— TASK INPUT —

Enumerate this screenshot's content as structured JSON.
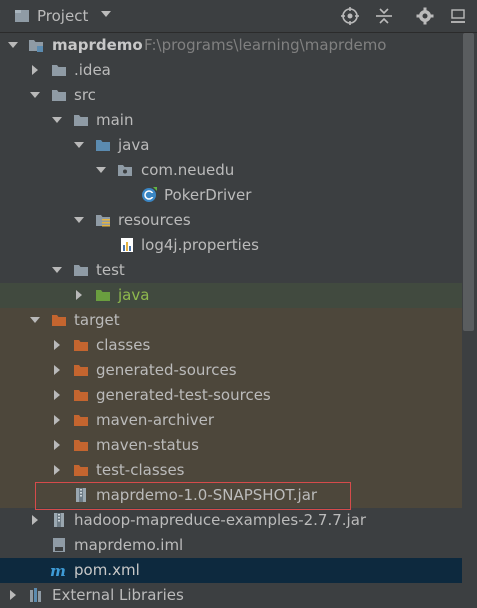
{
  "header": {
    "title": "Project",
    "icons": [
      "locate-icon",
      "collapse-all-icon",
      "settings-icon",
      "hide-icon"
    ]
  },
  "tree": {
    "project": {
      "name": "maprdemo",
      "path": "F:\\programs\\learning\\maprdemo"
    },
    "idea": ".idea",
    "src": "src",
    "main": "main",
    "java": "java",
    "package": "com.neuedu",
    "driver": "PokerDriver",
    "resources": "resources",
    "log4j": "log4j.properties",
    "test": "test",
    "test_java": "java",
    "target": "target",
    "classes": "classes",
    "gen_sources": "generated-sources",
    "gen_test_sources": "generated-test-sources",
    "maven_archiver": "maven-archiver",
    "maven_status": "maven-status",
    "test_classes": "test-classes",
    "snapshot_jar": "maprdemo-1.0-SNAPSHOT.jar",
    "examples_jar": "hadoop-mapreduce-examples-2.7.7.jar",
    "iml": "maprdemo.iml",
    "pom": "pom.xml",
    "ext_libs": "External Libraries"
  },
  "colors": {
    "folder": "#8f9ba5",
    "source_folder": "#5b8bb0",
    "test_folder": "#6a9e3f",
    "excluded_folder": "#c4652f",
    "highlight": "#d64b4b"
  }
}
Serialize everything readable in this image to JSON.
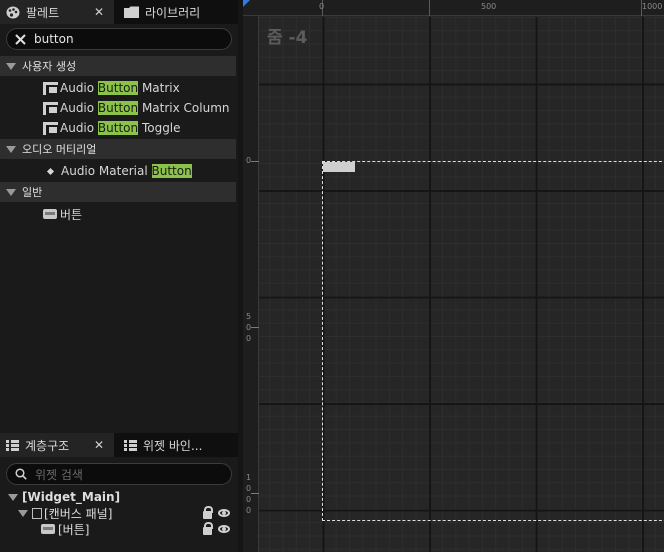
{
  "palette": {
    "tab_palette": "팔레트",
    "tab_library": "라이브러리",
    "close": "✕",
    "search_value": "button",
    "categories": [
      {
        "label": "사용자 생성",
        "items": [
          {
            "pre": "Audio ",
            "hl": "Button",
            "post": " Matrix",
            "icon": "widget-matrix-icon"
          },
          {
            "pre": "Audio ",
            "hl": "Button",
            "post": " Matrix Column",
            "icon": "widget-matrix-icon"
          },
          {
            "pre": "Audio ",
            "hl": "Button",
            "post": " Toggle",
            "icon": "widget-matrix-icon"
          }
        ]
      },
      {
        "label": "오디오 머티리얼",
        "items": [
          {
            "pre": "Audio Material ",
            "hl": "Button",
            "post": "",
            "icon": "diamond-bullet-icon"
          }
        ]
      },
      {
        "label": "일반",
        "items": [
          {
            "pre": "버튼",
            "hl": "",
            "post": "",
            "icon": "button-widget-icon"
          }
        ]
      }
    ]
  },
  "hierarchy": {
    "tab_hierarchy": "계층구조",
    "tab_bindings": "위젯 바인...",
    "search_placeholder": "위젯 검색",
    "root": "[Widget_Main]",
    "canvas": "[캔버스 패널]",
    "button": "[버튼]"
  },
  "designer": {
    "zoom": "줌 -4",
    "ruler_top": [
      "0",
      "500",
      "1000"
    ],
    "ruler_left": [
      [
        "0"
      ],
      [
        "5",
        "0",
        "0"
      ],
      [
        "1",
        "0",
        "0",
        "0"
      ]
    ]
  },
  "colors": {
    "highlight": "#8bc34a",
    "accent": "#2f7de1",
    "background": "#151515"
  }
}
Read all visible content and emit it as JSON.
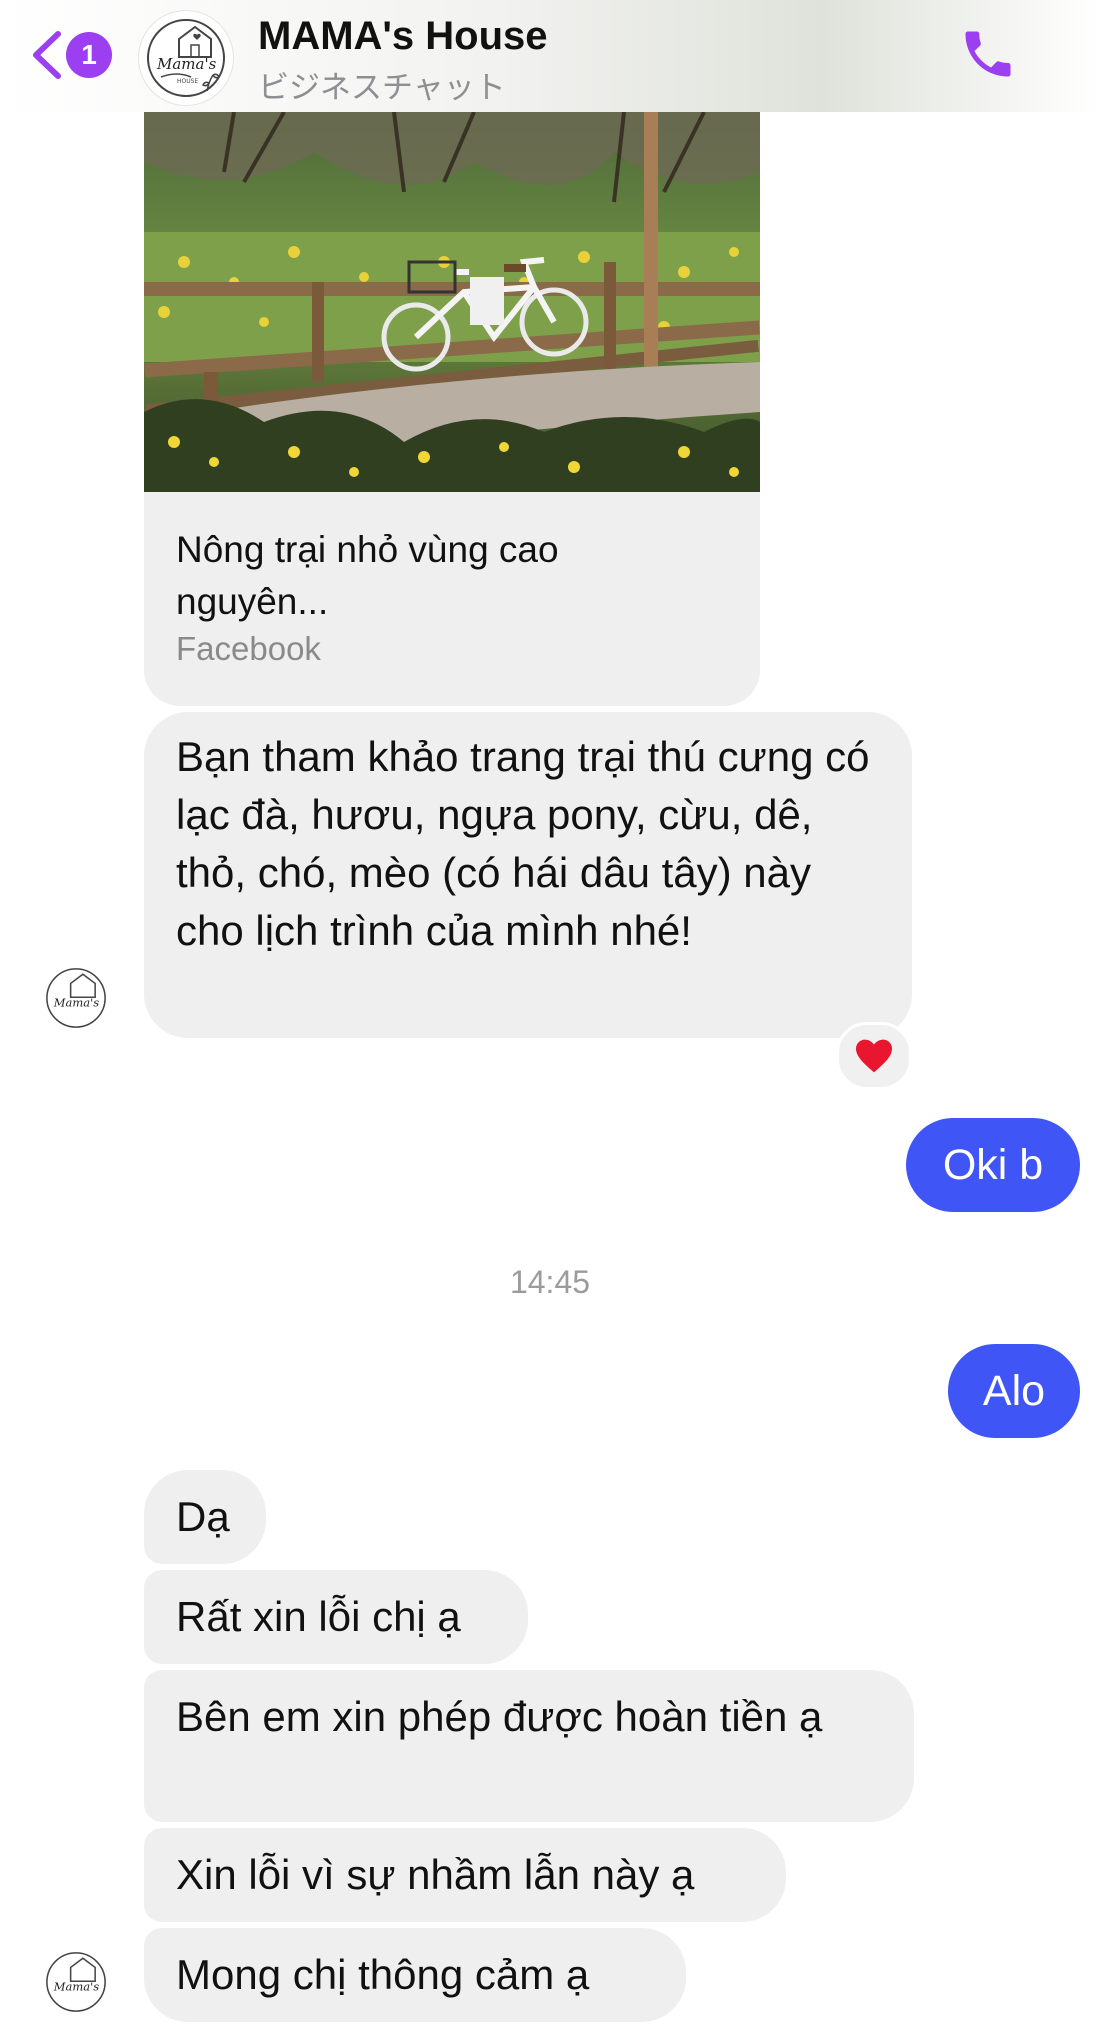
{
  "header": {
    "unread_badge": "1",
    "title": "MAMA's House",
    "subtitle": "ビジネスチャット",
    "avatar_logo_text": "Mama's",
    "avatar_logo_sub": "HOUSE"
  },
  "colors": {
    "accent_purple": "#9b3ff0",
    "outgoing_bubble": "#3f55f5",
    "incoming_bubble": "#efefef"
  },
  "icons": {
    "back": "chevron-left-icon",
    "call": "phone-icon",
    "reaction": "heart-icon"
  },
  "link_card": {
    "title": "Nông trại nhỏ vùng cao nguyên...",
    "source": "Facebook"
  },
  "messages": {
    "m1": "Bạn tham khảo trang trại thú cưng có lạc đà, hươu, ngựa pony, cừu, dê, thỏ, chó, mèo (có hái dâu tây) này cho lịch trình của mình nhé!",
    "m2": "Oki b",
    "timestamp": "14:45",
    "m3": "Alo",
    "m4": "Dạ",
    "m5": "Rất xin lỗi chị ạ",
    "m6": "Bên em xin phép được hoàn tiền ạ",
    "m7": "Xin lỗi vì sự nhầm lẫn này ạ",
    "m8": "Mong chị thông cảm ạ"
  }
}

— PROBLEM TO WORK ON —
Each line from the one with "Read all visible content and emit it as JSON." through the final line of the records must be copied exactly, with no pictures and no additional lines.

— REPLY TO THE EXERCISE —
Read all visible content and emit it as JSON.
{
  "header": {
    "unread_badge": "1",
    "title": "MAMA's House",
    "subtitle": "ビジネスチャット",
    "avatar_logo_text": "Mama's",
    "avatar_logo_sub": "HOUSE"
  },
  "colors": {
    "accent_purple": "#9b3ff0",
    "outgoing_bubble": "#3f55f5",
    "incoming_bubble": "#efefef"
  },
  "icons": {
    "back": "chevron-left-icon",
    "call": "phone-icon",
    "reaction": "heart-icon"
  },
  "link_card": {
    "title": "Nông trại nhỏ vùng cao nguyên...",
    "source": "Facebook"
  },
  "messages": {
    "m1": "Bạn tham khảo trang trại thú cưng có lạc đà, hươu, ngựa pony, cừu, dê, thỏ, chó, mèo (có hái dâu tây) này cho lịch trình của mình nhé!",
    "m2": "Oki b",
    "timestamp": "14:45",
    "m3": "Alo",
    "m4": "Dạ",
    "m5": "Rất xin lỗi chị ạ",
    "m6": "Bên em xin phép được hoàn tiền ạ",
    "m7": "Xin lỗi vì sự nhầm lẫn này ạ",
    "m8": "Mong chị thông cảm ạ"
  }
}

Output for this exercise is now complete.